Friends, last week I gave you a peek into the people and things that influence how I think about agronomy, sports, and life in general. Of course, that list wasn’t all-inclusive, and purposefully so—I’ll wait a few more years before I write my tell-all. One of the unmentioned though is the inspiration for today’s article. Almost five years ago now, this person got me thinking about potassium and its potential for changing the game of highly productive cropping systems, if only we could figure it out.
Potassium comes in a close third behind carbon and oxygen as the most critical of all the 16 essentail nutrients. It is vital to most of the reactions within a plant, from cell division to the formation of proteins and starches. The list of how it works to increase crop yields is longer than your Monday night shopping list. Potassium:
- Increases root growth and improves drought resistance
- Activates many enzyme systems
- Aids in photosynthesis and food formation
- Reduces respiration, preventing energy loss
- Enhances translocation of sugars and starch
- Produces grain rich in starch
- Increases the protein content of plants
- Builds cellulose and reduces lodging
- Helps retard crop disease
That’s an impressive list, but I still know that at least one of you reading this is thinking, ‘But University recommendations tell me that my soil levels are high, so I don’t need to worry about applying additional Potassium.” To that I say yes, as they are written and correlated, you do not have to apply additional K. But. (There’s always a but.) Thanks to our friends at Winfield Solutions and the Nutrisolutions tissue sampling program, I can show you thousands of samples from our very own home state that show that we go deficient in Potassium very early in our crop’s life and then stay deficient all season long. The evidence is compelling enough to have changed my thinking about K in a major way.
This is where this nutrient gets all kind of complicated and fun at the same time. From the soils perspective alone, Potassium has quirks that no other nutrient has. It’s not highly mobile in most cases, not readily available in most cases, and requires a complicated intersection of two soil events that don’t always occur (and are short lived when they do) in order to become available. Potassium availability takes a soil that is nearing field capacity and is warmer than 70 degrees. Not extraordinary when you’re thinking about the soil surface, but what about at 2 inches deep? 18 inches? 24 inches? These events must co-occur in the active root zone, which makes their intersection quite extraordinary indeed.
The next twist adds another level of complexity. It’s not just about availability in the soil—it’s also about timing so that crops get it when they need it most. Check out Figure 1, courtesy of Dr. Fred Below and his staff at the University of Illinois. The good news about K is that once it’s actually in the plant, K is one of the most mobile nutrients as it isn’t bound up in the cell structure. A plant can reallocate potassium where it’s needed as the season progresses (which makes the distribution shown in the figure far less disturbing than it might look at first).

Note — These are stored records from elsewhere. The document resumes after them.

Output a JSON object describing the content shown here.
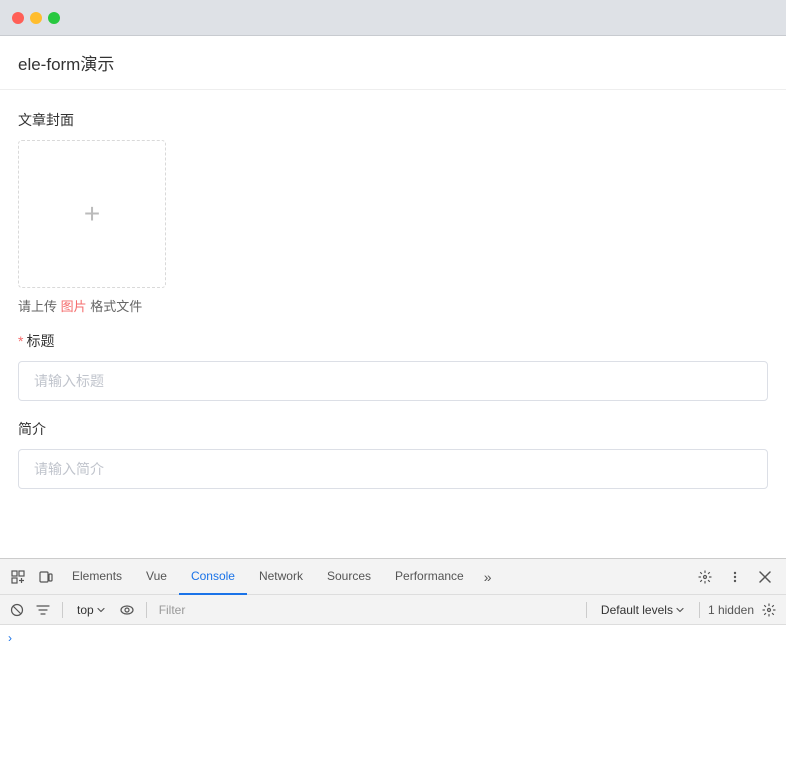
{
  "browser": {
    "dots": [
      "red",
      "yellow",
      "green"
    ]
  },
  "page": {
    "title": "ele-form演示",
    "cover_label": "文章封面",
    "upload_hint_pre": "请上传 ",
    "upload_hint_red": "图片",
    "upload_hint_post": " 格式文件",
    "title_label": "标题",
    "title_placeholder": "请输入标题",
    "intro_label": "简介",
    "intro_placeholder": "请输入简介"
  },
  "devtools": {
    "tabs": [
      {
        "id": "elements",
        "label": "Elements",
        "active": false
      },
      {
        "id": "vue",
        "label": "Vue",
        "active": false
      },
      {
        "id": "console",
        "label": "Console",
        "active": true
      },
      {
        "id": "network",
        "label": "Network",
        "active": false
      },
      {
        "id": "sources",
        "label": "Sources",
        "active": false
      },
      {
        "id": "performance",
        "label": "Performance",
        "active": false
      }
    ],
    "more_label": "»",
    "toolbar": {
      "context": "top",
      "filter_placeholder": "Filter",
      "levels_label": "Default levels",
      "hidden_count": "1 hidden"
    }
  }
}
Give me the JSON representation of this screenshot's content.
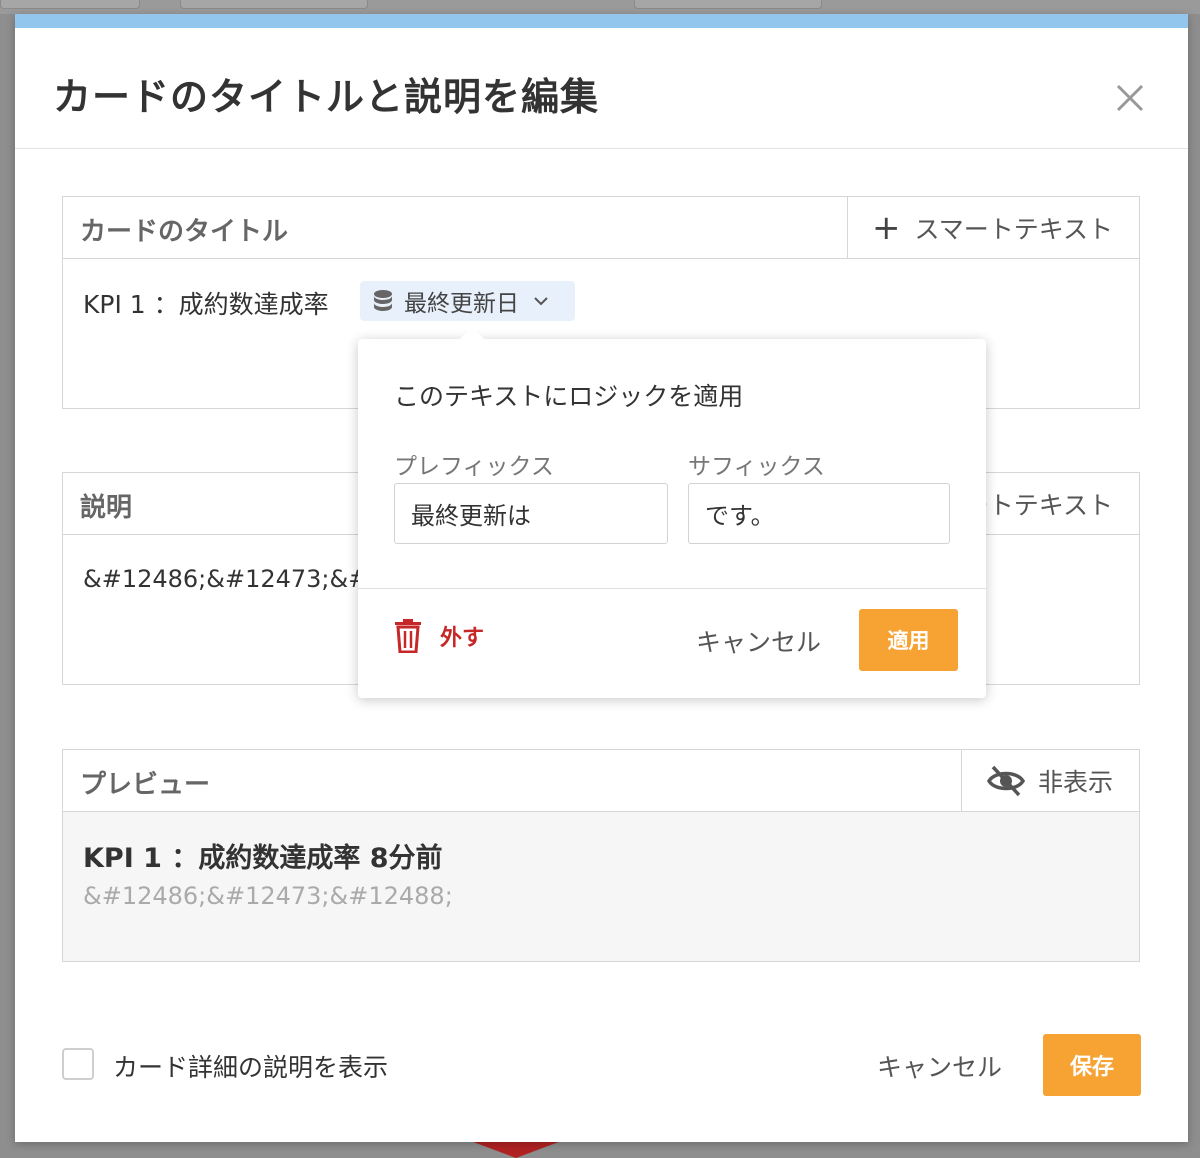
{
  "modal": {
    "title": "カードのタイトルと説明を編集",
    "close_icon": "close-icon"
  },
  "title_panel": {
    "label": "カードのタイトル",
    "smart_text_button": "スマートテキスト",
    "text": "KPI 1 ：成約数達成率",
    "token": {
      "label": "最終更新日",
      "icon": "database-icon"
    }
  },
  "description_panel": {
    "label": "説明",
    "smart_text_button": "ートテキスト",
    "text": "&#12486;&#12473;&#"
  },
  "preview_panel": {
    "label": "プレビュー",
    "hide_button": "非表示",
    "hide_icon": "eye-slash-icon",
    "title": "KPI 1 ：成約数達成率 8分前",
    "description": "&#12486;&#12473;&#12488;"
  },
  "popover": {
    "title": "このテキストにロジックを適用",
    "prefix_label": "プレフィックス",
    "prefix_value": "最終更新は",
    "suffix_label": "サフィックス",
    "suffix_value": "です。",
    "remove_label": "外す",
    "cancel_label": "キャンセル",
    "apply_label": "適用"
  },
  "footer": {
    "checkbox_label": "カード詳細の説明を表示",
    "checkbox_checked": false,
    "cancel_label": "キャンセル",
    "save_label": "保存"
  },
  "colors": {
    "accent": "#f7a334",
    "header_strip": "#93c6ec",
    "token_bg": "#e8f1fb",
    "danger": "#c62828"
  }
}
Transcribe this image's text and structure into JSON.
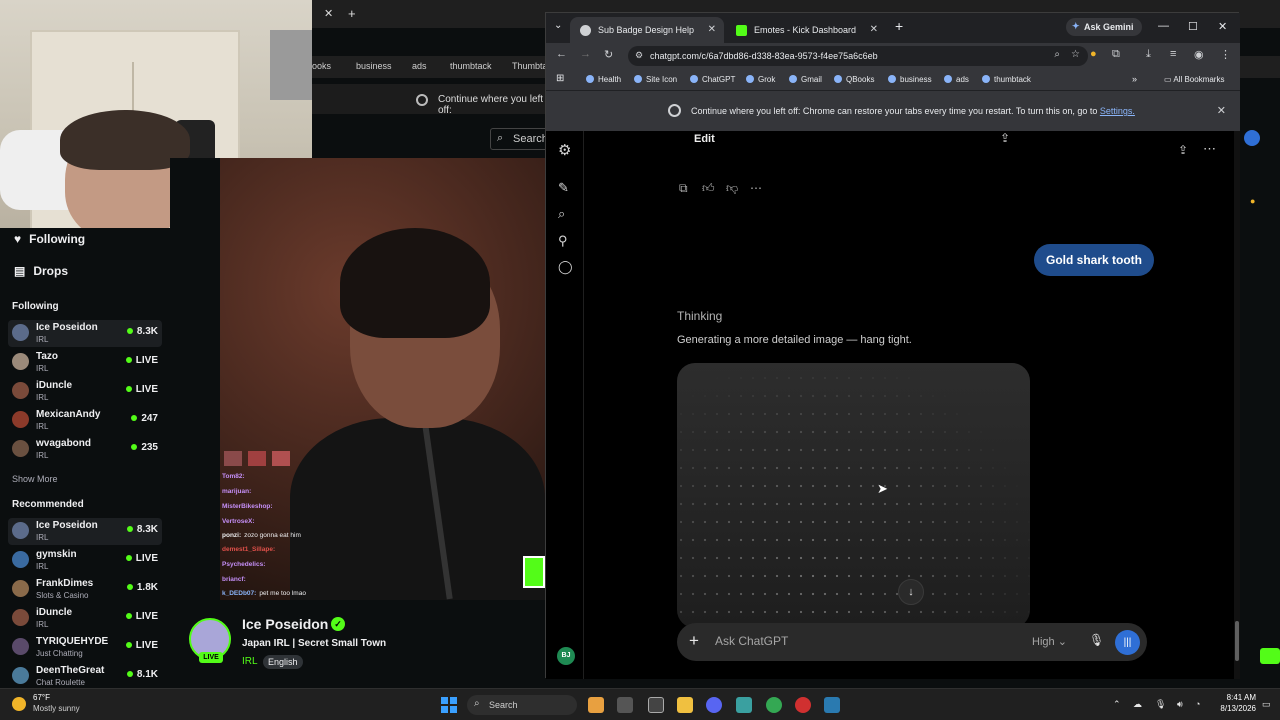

I wish that our inquiry into K had reached all its answers, but it hasn’t. What we can say is that we need to manage Potassium more like we manage Nitrogen (which would also make our utilization of N exponentially better). Otherwise, we have a whole lot more to learn about mastering K. Mastering it will take an understanding of timing, hybrid response, and probably a few tricks from the bag to help with the availability issue…Which I would love to talk to you more about, and will, in greater detail at the RD Summer Series events coming soon to an Answer Plot near you.